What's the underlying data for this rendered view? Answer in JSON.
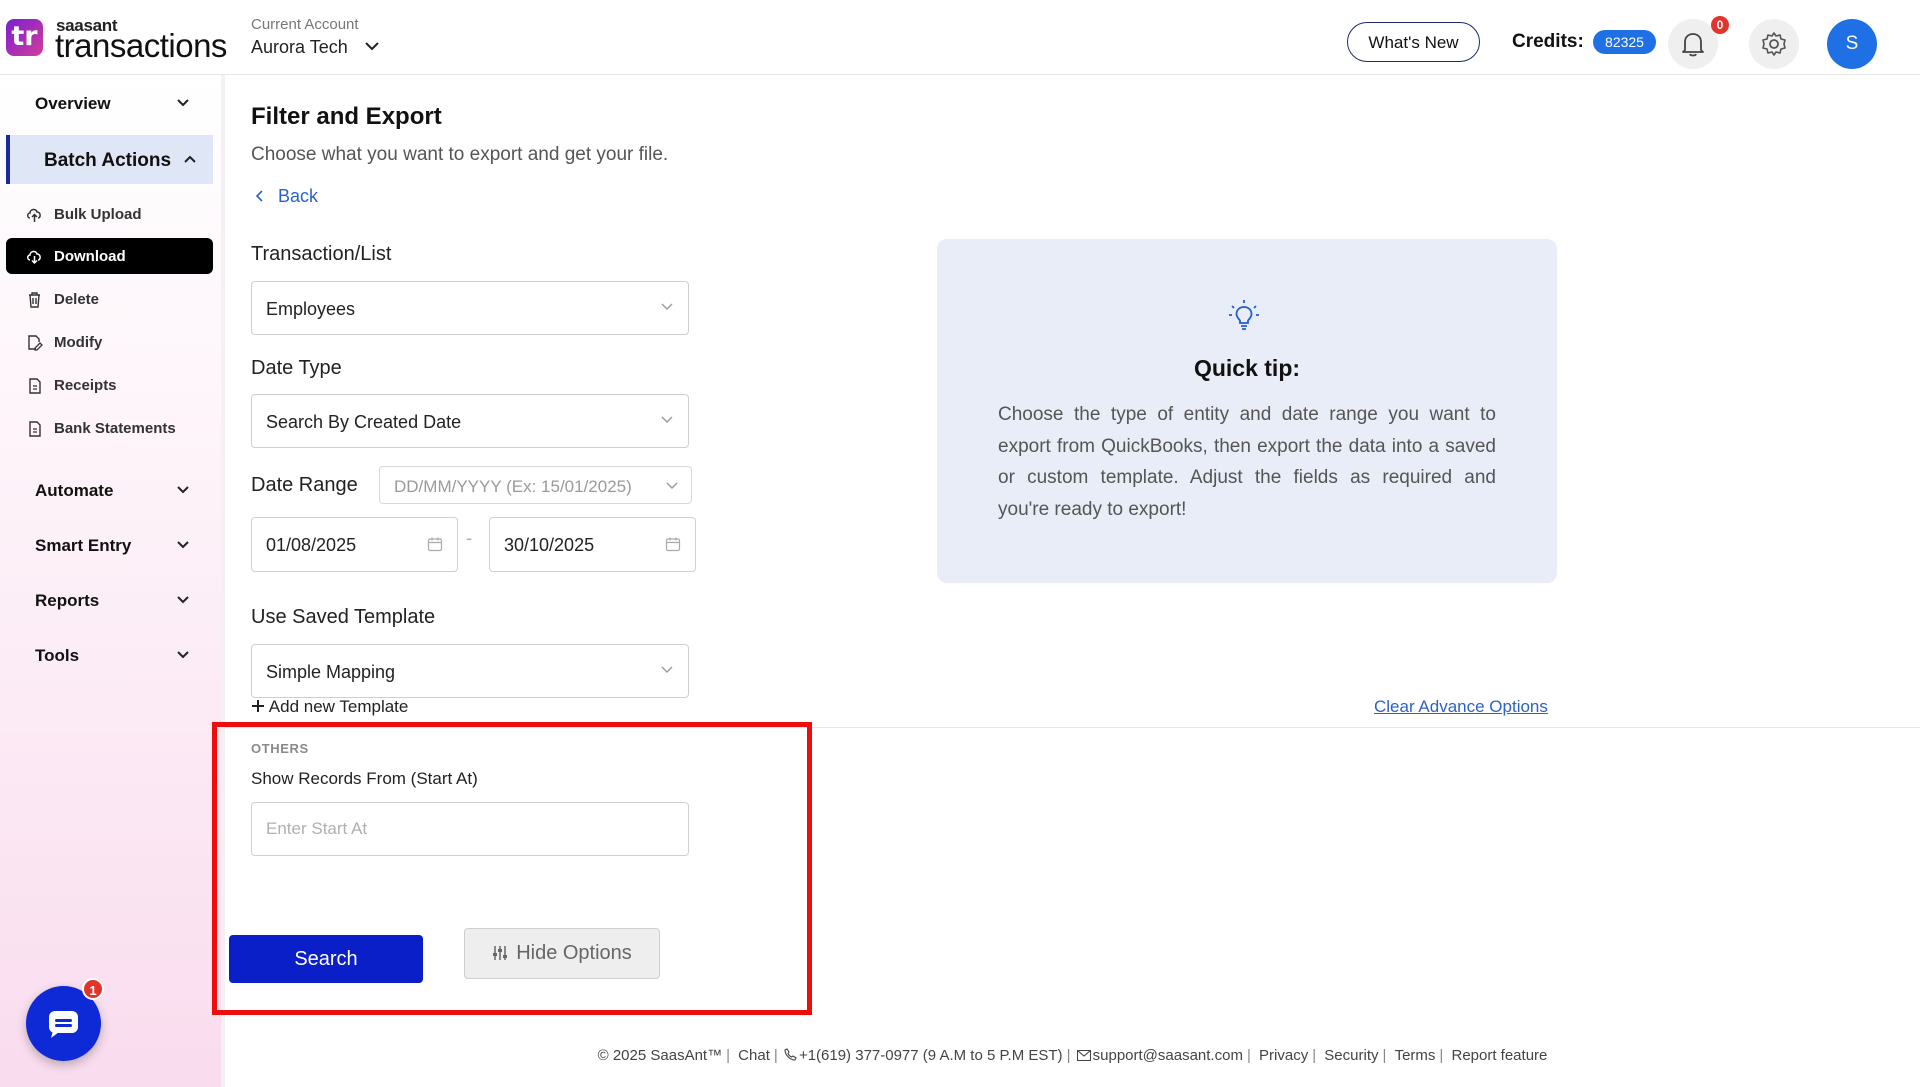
{
  "header": {
    "logo_badge": "tr",
    "logo_small": "saasant",
    "logo_big": "transactions",
    "account_label": "Current Account",
    "account_name": "Aurora Tech",
    "whats_new": "What's New",
    "credits_label": "Credits:",
    "credits_value": "82325",
    "notification_count": "0",
    "avatar_initial": "S"
  },
  "sidebar": {
    "sections": [
      {
        "label": "Overview"
      },
      {
        "label": "Batch Actions"
      },
      {
        "label": "Automate"
      },
      {
        "label": "Smart Entry"
      },
      {
        "label": "Reports"
      },
      {
        "label": "Tools"
      }
    ],
    "batch_items": [
      {
        "label": "Bulk Upload",
        "icon": "upload-cloud-icon"
      },
      {
        "label": "Download",
        "icon": "download-cloud-icon"
      },
      {
        "label": "Delete",
        "icon": "trash-icon"
      },
      {
        "label": "Modify",
        "icon": "edit-file-icon"
      },
      {
        "label": "Receipts",
        "icon": "receipt-icon"
      },
      {
        "label": "Bank Statements",
        "icon": "statement-icon"
      }
    ],
    "chat_badge": "1"
  },
  "main": {
    "title": "Filter and Export",
    "subtitle": "Choose what you want to export and get your file.",
    "back": "Back",
    "transaction_label": "Transaction/List",
    "transaction_value": "Employees",
    "date_type_label": "Date Type",
    "date_type_value": "Search By Created Date",
    "date_range_label": "Date Range",
    "date_range_placeholder": "DD/MM/YYYY (Ex: 15/01/2025)",
    "date_from": "01/08/2025",
    "date_sep": "-",
    "date_to": "30/10/2025",
    "template_label": "Use Saved Template",
    "template_value": "Simple Mapping",
    "add_template": "Add new Template",
    "clear_advanced": "Clear Advance Options",
    "others_label": "OTHERS",
    "start_at_label": "Show Records From (Start At)",
    "start_at_placeholder": "Enter Start At",
    "search_button": "Search",
    "hide_options_button": "Hide Options"
  },
  "tip": {
    "title": "Quick tip:",
    "body": "Choose the type of entity and date range you want to export from QuickBooks, then export the data into a saved or custom template. Adjust the fields as required and you're ready to export!"
  },
  "footer": {
    "copyright": "© 2025 SaasAnt™",
    "chat": "Chat",
    "phone": "+1(619) 377-0977 (9 A.M to 5 P.M EST)",
    "email": "support@saasant.com",
    "privacy": "Privacy",
    "security": "Security",
    "terms": "Terms",
    "report": "Report feature"
  },
  "colors": {
    "accent": "#0a1fc7",
    "link": "#2c62c9",
    "highlight": "#ee0d0d"
  }
}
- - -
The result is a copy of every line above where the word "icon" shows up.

Response area:
        "icon": "upload-cloud-icon"
        "icon": "download-cloud-icon"
        "icon": "trash-icon"
        "icon": "edit-file-icon"
        "icon": "receipt-icon"
        "icon": "statement-icon"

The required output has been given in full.